— Records shown —
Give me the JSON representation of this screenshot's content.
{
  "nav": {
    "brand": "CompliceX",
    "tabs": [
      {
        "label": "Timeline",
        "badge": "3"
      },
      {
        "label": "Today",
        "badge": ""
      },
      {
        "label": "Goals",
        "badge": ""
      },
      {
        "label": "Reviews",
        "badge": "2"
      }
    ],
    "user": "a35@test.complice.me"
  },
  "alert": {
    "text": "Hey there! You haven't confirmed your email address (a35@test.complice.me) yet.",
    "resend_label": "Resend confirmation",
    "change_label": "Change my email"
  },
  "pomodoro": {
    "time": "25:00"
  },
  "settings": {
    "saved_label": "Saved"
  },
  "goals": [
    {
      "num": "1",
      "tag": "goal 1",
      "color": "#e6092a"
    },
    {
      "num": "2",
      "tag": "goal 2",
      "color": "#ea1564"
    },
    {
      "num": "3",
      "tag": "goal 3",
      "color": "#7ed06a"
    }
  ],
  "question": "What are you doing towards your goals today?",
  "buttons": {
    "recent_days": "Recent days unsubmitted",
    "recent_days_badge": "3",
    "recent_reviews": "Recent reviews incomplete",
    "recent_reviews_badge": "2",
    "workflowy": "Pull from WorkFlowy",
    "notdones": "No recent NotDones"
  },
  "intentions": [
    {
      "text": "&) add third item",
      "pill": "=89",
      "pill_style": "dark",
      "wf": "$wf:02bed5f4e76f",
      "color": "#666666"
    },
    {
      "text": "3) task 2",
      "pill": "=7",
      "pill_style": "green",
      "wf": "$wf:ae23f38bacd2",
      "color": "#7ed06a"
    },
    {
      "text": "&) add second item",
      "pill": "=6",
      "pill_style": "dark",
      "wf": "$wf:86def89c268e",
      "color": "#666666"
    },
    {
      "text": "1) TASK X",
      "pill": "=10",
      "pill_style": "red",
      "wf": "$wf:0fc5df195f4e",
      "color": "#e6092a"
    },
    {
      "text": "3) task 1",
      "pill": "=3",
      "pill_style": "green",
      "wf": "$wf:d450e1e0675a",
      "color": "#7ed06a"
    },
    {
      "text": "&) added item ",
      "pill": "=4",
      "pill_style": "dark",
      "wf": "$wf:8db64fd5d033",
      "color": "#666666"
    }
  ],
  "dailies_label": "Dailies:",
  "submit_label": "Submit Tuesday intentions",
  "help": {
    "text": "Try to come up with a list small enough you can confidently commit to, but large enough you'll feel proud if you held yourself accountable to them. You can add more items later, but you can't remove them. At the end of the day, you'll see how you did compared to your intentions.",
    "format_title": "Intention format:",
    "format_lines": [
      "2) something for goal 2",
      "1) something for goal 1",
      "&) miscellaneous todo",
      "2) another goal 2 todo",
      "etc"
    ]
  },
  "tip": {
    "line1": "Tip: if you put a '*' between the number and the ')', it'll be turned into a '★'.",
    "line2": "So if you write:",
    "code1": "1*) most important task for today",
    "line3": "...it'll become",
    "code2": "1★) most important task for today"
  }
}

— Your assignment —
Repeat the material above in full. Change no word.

— Solution to this exercise —
Give me the JSON representation of this screenshot's content.
{
  "nav": {
    "brand": "CompliceX",
    "tabs": [
      {
        "label": "Timeline",
        "badge": "3"
      },
      {
        "label": "Today",
        "badge": ""
      },
      {
        "label": "Goals",
        "badge": ""
      },
      {
        "label": "Reviews",
        "badge": "2"
      }
    ],
    "user": "a35@test.complice.me"
  },
  "alert": {
    "text": "Hey there! You haven't confirmed your email address (a35@test.complice.me) yet.",
    "resend_label": "Resend confirmation",
    "change_label": "Change my email"
  },
  "pomodoro": {
    "time": "25:00"
  },
  "settings": {
    "saved_label": "Saved"
  },
  "goals": [
    {
      "num": "1",
      "tag": "goal 1",
      "color": "#e6092a"
    },
    {
      "num": "2",
      "tag": "goal 2",
      "color": "#ea1564"
    },
    {
      "num": "3",
      "tag": "goal 3",
      "color": "#7ed06a"
    }
  ],
  "question": "What are you doing towards your goals today?",
  "buttons": {
    "recent_days": "Recent days unsubmitted",
    "recent_days_badge": "3",
    "recent_reviews": "Recent reviews incomplete",
    "recent_reviews_badge": "2",
    "workflowy": "Pull from WorkFlowy",
    "notdones": "No recent NotDones"
  },
  "intentions": [
    {
      "text": "&) add third item",
      "pill": "=89",
      "pill_style": "dark",
      "wf": "$wf:02bed5f4e76f",
      "color": "#666666"
    },
    {
      "text": "3) task 2",
      "pill": "=7",
      "pill_style": "green",
      "wf": "$wf:ae23f38bacd2",
      "color": "#7ed06a"
    },
    {
      "text": "&) add second item",
      "pill": "=6",
      "pill_style": "dark",
      "wf": "$wf:86def89c268e",
      "color": "#666666"
    },
    {
      "text": "1) TASK X",
      "pill": "=10",
      "pill_style": "red",
      "wf": "$wf:0fc5df195f4e",
      "color": "#e6092a"
    },
    {
      "text": "3) task 1",
      "pill": "=3",
      "pill_style": "green",
      "wf": "$wf:d450e1e0675a",
      "color": "#7ed06a"
    },
    {
      "text": "&) added item ",
      "pill": "=4",
      "pill_style": "dark",
      "wf": "$wf:8db64fd5d033",
      "color": "#666666"
    }
  ],
  "dailies_label": "Dailies:",
  "submit_label": "Submit Tuesday intentions",
  "help": {
    "text": "Try to come up with a list small enough you can confidently commit to, but large enough you'll feel proud if you held yourself accountable to them. You can add more items later, but you can't remove them. At the end of the day, you'll see how you did compared to your intentions.",
    "format_title": "Intention format:",
    "format_lines": [
      "2) something for goal 2",
      "1) something for goal 1",
      "&) miscellaneous todo",
      "2) another goal 2 todo",
      "etc"
    ]
  },
  "tip": {
    "line1": "Tip: if you put a '*' between the number and the ')', it'll be turned into a '★'.",
    "line2": "So if you write:",
    "code1": "1*) most important task for today",
    "line3": "...it'll become",
    "code2": "1★) most important task for today"
  }
}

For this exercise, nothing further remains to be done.